### Saved data entries
^^^^
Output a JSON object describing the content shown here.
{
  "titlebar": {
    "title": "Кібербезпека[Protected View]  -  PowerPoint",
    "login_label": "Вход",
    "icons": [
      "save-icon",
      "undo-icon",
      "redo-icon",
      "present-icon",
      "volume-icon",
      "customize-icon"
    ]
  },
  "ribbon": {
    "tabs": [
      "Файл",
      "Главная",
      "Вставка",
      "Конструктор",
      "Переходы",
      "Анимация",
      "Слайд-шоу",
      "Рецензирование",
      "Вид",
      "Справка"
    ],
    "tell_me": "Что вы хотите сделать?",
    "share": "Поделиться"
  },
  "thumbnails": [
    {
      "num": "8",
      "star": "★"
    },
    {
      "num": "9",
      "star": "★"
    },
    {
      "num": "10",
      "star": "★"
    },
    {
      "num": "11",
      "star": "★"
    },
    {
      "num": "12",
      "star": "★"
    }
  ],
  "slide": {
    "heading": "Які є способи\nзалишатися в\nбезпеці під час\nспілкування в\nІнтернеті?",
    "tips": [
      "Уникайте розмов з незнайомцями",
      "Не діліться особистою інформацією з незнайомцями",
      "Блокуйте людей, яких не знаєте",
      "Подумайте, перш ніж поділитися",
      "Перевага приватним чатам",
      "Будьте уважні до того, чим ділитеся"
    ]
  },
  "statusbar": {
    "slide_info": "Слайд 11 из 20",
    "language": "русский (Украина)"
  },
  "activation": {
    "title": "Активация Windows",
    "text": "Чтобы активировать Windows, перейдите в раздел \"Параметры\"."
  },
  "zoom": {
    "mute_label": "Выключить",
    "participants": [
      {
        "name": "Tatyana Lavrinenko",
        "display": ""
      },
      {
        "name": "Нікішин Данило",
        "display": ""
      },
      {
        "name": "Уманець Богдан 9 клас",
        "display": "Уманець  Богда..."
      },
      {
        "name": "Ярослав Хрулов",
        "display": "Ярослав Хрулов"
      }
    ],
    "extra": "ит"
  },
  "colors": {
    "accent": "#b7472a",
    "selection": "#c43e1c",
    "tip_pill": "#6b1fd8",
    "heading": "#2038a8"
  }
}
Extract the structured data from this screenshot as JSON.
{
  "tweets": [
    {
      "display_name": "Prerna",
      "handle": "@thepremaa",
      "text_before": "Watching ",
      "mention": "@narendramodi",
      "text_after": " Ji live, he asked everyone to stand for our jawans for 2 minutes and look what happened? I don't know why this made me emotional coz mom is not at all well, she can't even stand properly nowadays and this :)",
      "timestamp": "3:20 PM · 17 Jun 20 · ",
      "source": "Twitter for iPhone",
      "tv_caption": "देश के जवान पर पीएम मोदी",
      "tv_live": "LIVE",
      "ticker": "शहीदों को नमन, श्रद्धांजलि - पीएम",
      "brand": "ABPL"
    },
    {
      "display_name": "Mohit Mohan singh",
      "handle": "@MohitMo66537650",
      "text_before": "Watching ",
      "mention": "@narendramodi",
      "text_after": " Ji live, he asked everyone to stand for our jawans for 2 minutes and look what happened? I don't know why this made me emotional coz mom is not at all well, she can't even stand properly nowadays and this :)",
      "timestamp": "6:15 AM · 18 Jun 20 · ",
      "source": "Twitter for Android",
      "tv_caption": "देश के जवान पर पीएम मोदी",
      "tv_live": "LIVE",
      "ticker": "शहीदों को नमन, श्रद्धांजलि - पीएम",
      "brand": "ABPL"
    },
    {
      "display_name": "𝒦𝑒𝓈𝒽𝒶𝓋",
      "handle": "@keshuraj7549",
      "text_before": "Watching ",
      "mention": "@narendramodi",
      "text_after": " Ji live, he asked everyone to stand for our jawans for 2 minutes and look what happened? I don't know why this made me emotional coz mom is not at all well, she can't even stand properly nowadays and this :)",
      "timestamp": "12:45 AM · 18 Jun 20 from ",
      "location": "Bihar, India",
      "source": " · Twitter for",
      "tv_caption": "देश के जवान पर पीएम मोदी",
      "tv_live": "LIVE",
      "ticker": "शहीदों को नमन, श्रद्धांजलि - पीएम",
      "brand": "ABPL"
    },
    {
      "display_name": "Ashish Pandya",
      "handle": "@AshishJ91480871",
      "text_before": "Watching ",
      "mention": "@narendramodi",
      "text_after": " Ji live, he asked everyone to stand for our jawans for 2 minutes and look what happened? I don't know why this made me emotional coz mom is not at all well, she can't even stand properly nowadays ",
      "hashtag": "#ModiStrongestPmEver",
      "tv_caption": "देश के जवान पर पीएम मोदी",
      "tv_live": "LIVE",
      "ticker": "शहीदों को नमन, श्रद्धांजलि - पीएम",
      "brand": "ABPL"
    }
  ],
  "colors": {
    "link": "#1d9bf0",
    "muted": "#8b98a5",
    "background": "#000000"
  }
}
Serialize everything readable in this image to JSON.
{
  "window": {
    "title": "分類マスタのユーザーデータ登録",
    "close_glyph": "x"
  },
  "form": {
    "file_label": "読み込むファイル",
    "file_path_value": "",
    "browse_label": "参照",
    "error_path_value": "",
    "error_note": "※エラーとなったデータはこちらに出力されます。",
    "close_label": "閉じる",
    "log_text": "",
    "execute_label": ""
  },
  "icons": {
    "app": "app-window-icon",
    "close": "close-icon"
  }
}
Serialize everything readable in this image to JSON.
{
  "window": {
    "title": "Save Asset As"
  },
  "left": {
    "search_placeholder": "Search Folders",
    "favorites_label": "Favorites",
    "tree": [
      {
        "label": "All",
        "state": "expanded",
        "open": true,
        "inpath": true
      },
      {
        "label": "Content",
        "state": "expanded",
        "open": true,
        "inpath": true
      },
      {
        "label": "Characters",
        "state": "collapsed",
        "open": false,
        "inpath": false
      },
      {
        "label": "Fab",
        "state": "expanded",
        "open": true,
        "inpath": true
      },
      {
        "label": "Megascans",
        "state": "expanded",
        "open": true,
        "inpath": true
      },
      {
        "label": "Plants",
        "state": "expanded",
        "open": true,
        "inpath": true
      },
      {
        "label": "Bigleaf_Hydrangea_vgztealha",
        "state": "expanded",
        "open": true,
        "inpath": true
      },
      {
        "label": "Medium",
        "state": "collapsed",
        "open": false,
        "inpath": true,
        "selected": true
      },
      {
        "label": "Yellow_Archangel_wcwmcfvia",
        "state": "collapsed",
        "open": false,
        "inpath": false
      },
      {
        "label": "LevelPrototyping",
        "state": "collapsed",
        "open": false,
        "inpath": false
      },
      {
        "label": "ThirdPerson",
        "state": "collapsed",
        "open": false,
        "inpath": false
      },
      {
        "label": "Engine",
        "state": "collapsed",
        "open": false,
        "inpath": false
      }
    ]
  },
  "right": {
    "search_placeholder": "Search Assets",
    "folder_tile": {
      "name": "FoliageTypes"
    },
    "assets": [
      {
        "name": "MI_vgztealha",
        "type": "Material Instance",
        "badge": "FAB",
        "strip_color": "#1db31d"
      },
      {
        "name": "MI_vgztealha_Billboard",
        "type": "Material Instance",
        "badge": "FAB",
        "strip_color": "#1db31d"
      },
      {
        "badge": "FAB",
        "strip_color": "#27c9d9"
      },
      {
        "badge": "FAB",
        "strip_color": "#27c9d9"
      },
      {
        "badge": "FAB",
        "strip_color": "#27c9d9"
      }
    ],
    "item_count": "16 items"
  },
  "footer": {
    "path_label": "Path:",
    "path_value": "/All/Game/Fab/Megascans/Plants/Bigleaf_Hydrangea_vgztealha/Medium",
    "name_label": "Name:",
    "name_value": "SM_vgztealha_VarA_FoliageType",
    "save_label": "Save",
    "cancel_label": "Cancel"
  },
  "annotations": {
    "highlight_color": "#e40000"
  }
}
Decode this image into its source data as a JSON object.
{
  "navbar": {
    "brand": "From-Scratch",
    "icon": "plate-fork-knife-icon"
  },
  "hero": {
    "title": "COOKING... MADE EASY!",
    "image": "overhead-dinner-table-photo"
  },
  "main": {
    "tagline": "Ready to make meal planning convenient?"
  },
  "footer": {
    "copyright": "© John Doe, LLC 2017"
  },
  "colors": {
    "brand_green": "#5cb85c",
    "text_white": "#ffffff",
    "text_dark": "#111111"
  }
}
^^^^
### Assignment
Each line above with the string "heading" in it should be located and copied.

### Exercise result
    "heading": "Які є способи\nзалишатися в\nбезпеці під час\nспілкування в\nІнтернеті?",
    "heading": "#2038a8"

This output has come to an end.